and on a third topic, briefly...

On Aug 18, 2013, at 11:47 PM, Stephen Farrell <stephen.farrell@cs.tcd.ie> wrote:

> 
> Hi Brian,
> 
> First, thanks for the thoughtful post. You make some good points.
> A few responses below. Might be better to follow up in separate
> mails, since you raise too many interesting points probably:-)
> 
> On 08/18/2013 07:45 PM, Brian Trammell wrote:
>> 
>> However, being a perfect passive adversary is terribly expensive and
>> doesn't work nearly as well as just compromising the end systems,
>> whether through the traditional phishing, social engineering,
>> rootkits and keyloggers or through cooperation and court orders, as
>> recent revelations have shown. 
> 
> One interpretation of the current news stories might be that its
> not so expensive to compromise some almost random but "nearby" end
> systems and have those contribute to your monitoring network. I
> could believe that its more expensive to very specifically target
> an attack at one end-system, particularly if you want to disguise
> the fact that you tried.

True. Bots get more expensive the more specific you want to be about where and what they are. But here you're compromising end systems and using them as middle systems, which is a bit different than owning the end host of a targeted individual, turning on his webcam, and having a look around his flat.

One of the points of the perfect passive adversary attack model is that it illustrates that you don't really _need_ to compromise the ends to get a _whole lot_ of information. When the passive monitoring is done at the physical layer, you can't even detect its presence from the ends. Sitting at the endpoints is infinitely more detectable, and you have to conceal your presence through technical and/or legal countermeasures. 

>> This illustrates the first
>> limitation:
>> 
>> (1) The most serious threats today reside outside the scope of the
>> network and its protocols. It's not the men in the middle we should
>> be worried about, it's the men at the end.

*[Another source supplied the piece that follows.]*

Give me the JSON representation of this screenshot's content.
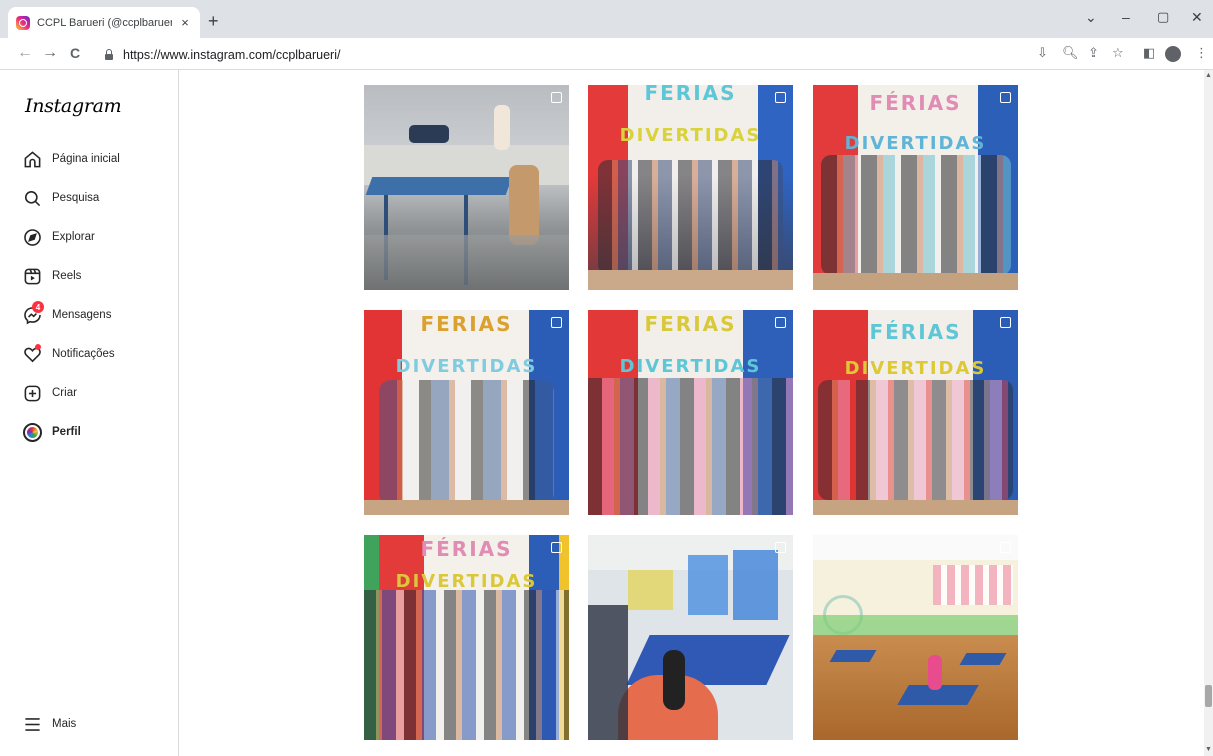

It's not clear that we can
>> do anything about this at all.
> 
> I'd quibble a bit there. We spec protocols at many layers, and what's
> an endpoint for one, is the middle for others.

Point. I don't mean that it's useless to work on better securing the middle -- anything we can do to increase the cost of indiscriminate, pervasive passive surveillance is a Good Thing. I'm just saying that we shouldn't be surprised when the reaction to the increased cost of pervasive passive monitoring at layers 1 through 7 is a layer 9 attack: new legislation compelling every access provider, service provider, and blogger with comments on in a given jurisdiction to deliver detailed application-level logging information to the authority designated for the purpose.

Best regards,

Brian